Exercise details :: Go through the entries below. Copy each line in which "placeholder" appears.

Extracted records
↓↓↓

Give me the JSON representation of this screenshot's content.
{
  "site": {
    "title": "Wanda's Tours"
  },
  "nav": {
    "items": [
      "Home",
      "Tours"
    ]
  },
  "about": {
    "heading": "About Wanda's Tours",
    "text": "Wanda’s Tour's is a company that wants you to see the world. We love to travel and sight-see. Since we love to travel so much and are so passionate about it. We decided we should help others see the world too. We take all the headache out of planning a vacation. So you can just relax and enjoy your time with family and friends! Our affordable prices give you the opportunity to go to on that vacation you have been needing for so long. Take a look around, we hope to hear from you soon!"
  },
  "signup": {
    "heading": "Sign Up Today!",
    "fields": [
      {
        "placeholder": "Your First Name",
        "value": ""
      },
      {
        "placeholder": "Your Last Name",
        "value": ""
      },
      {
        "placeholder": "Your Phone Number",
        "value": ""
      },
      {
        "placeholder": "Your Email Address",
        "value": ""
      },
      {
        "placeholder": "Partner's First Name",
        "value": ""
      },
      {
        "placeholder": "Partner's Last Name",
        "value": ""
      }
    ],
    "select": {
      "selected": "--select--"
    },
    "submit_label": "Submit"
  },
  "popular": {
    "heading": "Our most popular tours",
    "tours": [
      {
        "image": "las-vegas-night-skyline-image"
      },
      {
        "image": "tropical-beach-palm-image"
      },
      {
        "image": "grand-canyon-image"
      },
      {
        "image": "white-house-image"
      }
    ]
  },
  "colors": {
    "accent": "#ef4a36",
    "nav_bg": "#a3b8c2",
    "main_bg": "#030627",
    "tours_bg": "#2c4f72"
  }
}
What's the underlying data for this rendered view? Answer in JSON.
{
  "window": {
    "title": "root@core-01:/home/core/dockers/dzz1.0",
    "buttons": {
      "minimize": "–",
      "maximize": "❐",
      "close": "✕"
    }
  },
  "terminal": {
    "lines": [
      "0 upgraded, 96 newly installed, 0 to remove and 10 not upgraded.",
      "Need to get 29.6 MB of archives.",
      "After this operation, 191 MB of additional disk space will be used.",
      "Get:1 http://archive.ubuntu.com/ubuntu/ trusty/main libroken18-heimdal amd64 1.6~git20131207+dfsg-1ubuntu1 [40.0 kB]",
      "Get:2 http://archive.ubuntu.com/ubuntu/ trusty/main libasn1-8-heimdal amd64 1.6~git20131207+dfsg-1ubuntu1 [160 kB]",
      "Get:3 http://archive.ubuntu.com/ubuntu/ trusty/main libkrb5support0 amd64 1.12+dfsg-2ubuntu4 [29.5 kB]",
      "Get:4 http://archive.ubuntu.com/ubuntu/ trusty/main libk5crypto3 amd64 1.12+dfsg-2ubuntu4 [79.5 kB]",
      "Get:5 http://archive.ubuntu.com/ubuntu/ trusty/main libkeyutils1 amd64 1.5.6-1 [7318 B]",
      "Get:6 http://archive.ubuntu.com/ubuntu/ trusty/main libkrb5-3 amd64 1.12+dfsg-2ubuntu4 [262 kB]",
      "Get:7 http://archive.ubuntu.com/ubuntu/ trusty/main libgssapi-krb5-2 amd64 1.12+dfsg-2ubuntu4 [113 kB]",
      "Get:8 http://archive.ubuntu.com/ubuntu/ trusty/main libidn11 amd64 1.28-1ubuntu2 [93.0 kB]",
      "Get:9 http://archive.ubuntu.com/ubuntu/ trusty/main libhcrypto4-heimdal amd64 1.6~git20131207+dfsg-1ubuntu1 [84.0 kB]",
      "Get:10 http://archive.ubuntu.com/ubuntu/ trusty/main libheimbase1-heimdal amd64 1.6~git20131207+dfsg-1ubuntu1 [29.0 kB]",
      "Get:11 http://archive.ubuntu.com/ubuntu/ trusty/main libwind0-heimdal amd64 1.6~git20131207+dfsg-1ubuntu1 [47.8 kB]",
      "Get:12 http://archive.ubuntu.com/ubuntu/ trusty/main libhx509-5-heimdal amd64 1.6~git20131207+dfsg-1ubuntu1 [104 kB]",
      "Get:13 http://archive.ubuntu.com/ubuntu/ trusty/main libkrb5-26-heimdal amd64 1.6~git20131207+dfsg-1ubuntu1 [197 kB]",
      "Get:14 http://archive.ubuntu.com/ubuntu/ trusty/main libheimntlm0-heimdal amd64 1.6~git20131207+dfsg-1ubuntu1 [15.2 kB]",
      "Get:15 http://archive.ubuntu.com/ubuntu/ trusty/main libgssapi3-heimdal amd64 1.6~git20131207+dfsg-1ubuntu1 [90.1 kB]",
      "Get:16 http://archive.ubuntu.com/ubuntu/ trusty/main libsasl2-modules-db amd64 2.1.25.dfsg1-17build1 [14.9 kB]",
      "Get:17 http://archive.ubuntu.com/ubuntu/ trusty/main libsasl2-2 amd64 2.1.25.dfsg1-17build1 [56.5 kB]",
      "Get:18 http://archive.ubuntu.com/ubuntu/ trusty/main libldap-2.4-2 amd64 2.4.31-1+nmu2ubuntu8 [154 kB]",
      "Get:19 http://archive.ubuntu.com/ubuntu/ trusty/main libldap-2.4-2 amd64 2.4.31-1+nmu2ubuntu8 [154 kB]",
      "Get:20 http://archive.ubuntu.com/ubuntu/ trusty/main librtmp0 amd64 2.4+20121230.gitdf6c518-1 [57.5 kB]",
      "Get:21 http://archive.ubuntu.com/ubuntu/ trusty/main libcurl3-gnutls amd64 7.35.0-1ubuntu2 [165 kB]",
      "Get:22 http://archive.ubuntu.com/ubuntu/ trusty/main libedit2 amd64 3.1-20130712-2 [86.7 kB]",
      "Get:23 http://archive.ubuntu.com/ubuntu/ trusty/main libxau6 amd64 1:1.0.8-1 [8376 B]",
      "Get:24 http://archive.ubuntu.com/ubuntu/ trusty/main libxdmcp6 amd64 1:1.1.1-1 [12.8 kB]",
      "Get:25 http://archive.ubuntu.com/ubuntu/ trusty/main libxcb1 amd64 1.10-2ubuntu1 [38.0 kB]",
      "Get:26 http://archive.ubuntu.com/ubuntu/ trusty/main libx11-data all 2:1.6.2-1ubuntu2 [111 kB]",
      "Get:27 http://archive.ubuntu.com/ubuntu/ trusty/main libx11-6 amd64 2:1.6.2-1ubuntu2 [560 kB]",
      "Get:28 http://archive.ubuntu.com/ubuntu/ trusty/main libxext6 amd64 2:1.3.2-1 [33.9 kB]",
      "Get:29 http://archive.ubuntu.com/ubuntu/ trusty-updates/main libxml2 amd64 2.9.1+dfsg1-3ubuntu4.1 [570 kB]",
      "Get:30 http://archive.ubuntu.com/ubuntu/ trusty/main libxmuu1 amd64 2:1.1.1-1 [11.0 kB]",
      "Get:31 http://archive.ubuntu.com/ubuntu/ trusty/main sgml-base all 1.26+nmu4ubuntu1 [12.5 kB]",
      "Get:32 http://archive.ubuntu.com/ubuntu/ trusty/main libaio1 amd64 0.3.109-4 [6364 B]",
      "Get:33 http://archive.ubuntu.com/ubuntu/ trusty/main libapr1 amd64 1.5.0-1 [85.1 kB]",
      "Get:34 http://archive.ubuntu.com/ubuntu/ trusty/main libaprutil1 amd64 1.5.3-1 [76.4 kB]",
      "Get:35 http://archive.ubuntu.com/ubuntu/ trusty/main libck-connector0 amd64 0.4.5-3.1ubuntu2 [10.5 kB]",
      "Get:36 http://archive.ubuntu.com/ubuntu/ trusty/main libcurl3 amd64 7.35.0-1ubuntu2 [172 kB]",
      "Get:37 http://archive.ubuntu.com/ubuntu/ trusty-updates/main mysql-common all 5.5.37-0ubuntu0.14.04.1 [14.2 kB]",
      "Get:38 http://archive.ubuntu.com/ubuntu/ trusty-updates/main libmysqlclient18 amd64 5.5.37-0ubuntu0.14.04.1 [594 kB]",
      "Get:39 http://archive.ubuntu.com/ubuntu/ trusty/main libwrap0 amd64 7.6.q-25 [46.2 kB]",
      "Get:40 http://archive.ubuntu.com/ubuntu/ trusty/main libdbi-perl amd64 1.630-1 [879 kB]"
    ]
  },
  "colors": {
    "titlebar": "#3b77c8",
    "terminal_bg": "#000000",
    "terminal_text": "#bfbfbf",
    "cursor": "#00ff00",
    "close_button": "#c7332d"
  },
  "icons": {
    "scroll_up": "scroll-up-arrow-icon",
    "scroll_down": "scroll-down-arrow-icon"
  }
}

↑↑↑

Written answer ::
        "placeholder": "Your First Name",
        "placeholder": "Your Last Name",
        "placeholder": "Your Phone Number",
        "placeholder": "Your Email Address",
        "placeholder": "Partner's First Name",
        "placeholder": "Partner's Last Name",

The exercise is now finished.